[[ STORED DATA, beginning ]]

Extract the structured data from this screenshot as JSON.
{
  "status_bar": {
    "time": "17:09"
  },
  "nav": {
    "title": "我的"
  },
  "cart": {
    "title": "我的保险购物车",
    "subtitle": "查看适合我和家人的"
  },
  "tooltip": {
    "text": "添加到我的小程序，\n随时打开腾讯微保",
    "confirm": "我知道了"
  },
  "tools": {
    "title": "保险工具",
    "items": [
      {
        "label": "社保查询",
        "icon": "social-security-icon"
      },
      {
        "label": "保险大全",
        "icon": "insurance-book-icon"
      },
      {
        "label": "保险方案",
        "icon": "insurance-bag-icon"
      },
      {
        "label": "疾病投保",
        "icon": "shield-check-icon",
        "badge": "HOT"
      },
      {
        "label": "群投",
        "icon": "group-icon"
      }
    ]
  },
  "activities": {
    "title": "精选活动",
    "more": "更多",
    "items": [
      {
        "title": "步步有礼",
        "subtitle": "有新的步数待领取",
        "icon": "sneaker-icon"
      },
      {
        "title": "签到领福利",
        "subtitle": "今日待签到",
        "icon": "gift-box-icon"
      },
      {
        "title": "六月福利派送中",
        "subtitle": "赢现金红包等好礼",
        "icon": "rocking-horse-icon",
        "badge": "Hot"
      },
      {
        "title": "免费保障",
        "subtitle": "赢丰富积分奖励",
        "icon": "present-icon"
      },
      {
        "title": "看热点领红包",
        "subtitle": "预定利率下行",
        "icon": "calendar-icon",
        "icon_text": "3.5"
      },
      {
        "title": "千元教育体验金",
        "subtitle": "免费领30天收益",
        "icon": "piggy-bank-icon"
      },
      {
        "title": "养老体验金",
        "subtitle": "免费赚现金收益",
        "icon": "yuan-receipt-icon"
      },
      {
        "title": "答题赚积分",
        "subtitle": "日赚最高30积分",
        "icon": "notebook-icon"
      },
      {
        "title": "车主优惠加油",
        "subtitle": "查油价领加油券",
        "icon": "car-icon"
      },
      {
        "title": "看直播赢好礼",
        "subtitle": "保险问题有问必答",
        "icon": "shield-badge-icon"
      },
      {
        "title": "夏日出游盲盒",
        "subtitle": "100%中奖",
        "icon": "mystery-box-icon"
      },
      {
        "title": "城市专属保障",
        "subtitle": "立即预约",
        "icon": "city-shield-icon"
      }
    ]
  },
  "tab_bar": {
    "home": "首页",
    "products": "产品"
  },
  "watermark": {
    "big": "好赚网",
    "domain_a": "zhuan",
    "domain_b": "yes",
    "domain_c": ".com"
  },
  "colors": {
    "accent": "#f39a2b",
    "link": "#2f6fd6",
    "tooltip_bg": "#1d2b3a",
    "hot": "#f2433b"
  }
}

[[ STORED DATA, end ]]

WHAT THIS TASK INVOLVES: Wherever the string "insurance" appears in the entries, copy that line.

WRITTEN SOLUTION:
        "icon": "insurance-book-icon"
        "icon": "insurance-bag-icon"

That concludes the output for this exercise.